Angel of Help, stained-glass window designed by John La Farge
Unity Church, Easton, Massachusetts


Stanford White designed this fireplace in the
Ames Free Library, Easton, Massachusetts


Ames Estate, Easton, Massachusetts

A couple miles east of the village of North Easton is Borderland State Park, which straddles the border between Easton and Sharon. It’s an attractive park, with old carriage roads and many miles of trails. It has a castle built in 1906 by Oakes Ames and his wife Blanche. Oakes Ames was a Harvard botanist, specializing in orchids, Blanche was an artist who made drawings of her husband’s plants. They designed the castle to be fire-proof, so their plants and drawings wouldn’t be destroyed by fire.

Oakes Ames was the son of Governor Oliver Ames. Blanche Ames was the daughter of Adelbert Ames (no relation to the Ames family of Easton), hence her name was Blanche Ames Ames. She was the granddaughter of Benjamin Butler, a Massachusetts Governor and Civil War General. She complained to John F. Kennedy about some comments that Kennedy made about her father in his book Profiles in Courage. Finally she wrote her own biography of her father, Adelbert Ames, 1835-1933. Her grandson was the American writer George Plimpton (George Ames Plimpton).

The castle at Borderland State Park


A carriage trail at Borderland

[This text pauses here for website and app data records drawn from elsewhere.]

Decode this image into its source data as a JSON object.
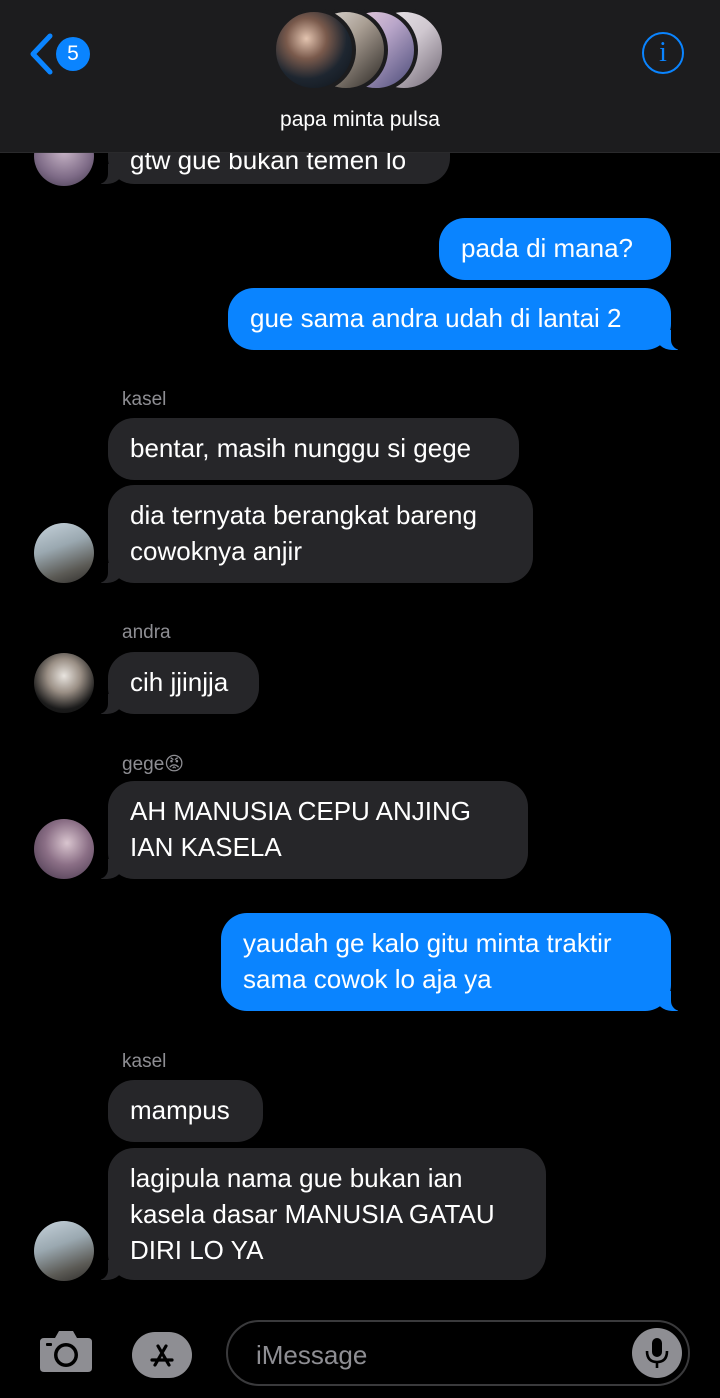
{
  "header": {
    "unread_count": "5",
    "group_name": "papa minta pulsa",
    "info_glyph": "i"
  },
  "messages": [
    {
      "text": "gtw gue bukan temen lo"
    },
    {
      "text": "pada di mana?"
    },
    {
      "text": "gue sama andra udah di lantai 2"
    },
    {
      "sender": "kasel",
      "text": "bentar, masih nunggu si gege"
    },
    {
      "text": "dia ternyata berangkat bareng\ncowoknya anjir"
    },
    {
      "sender": "andra",
      "text": "cih jjinjja"
    },
    {
      "sender": "gege😡",
      "text": "AH MANUSIA CEPU ANJING\nIAN KASELA"
    },
    {
      "text": "yaudah ge kalo gitu minta traktir\nsama cowok lo aja ya"
    },
    {
      "sender": "kasel",
      "text": "mampus"
    },
    {
      "text": "lagipula nama gue bukan ian\nkasela dasar MANUSIA GATAU\nDIRI LO YA"
    }
  ],
  "composer": {
    "placeholder": "iMessage"
  },
  "icons": [
    "back-chevron-icon",
    "info-icon",
    "camera-icon",
    "app-store-icon",
    "microphone-icon"
  ],
  "colors": {
    "accent": "#0a84ff",
    "incoming_bubble": "#262629",
    "header_bg": "#1c1c1e",
    "background": "#000000"
  }
}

Here’s a 3.5-mile route that stays on wide trails, and passes several ponds.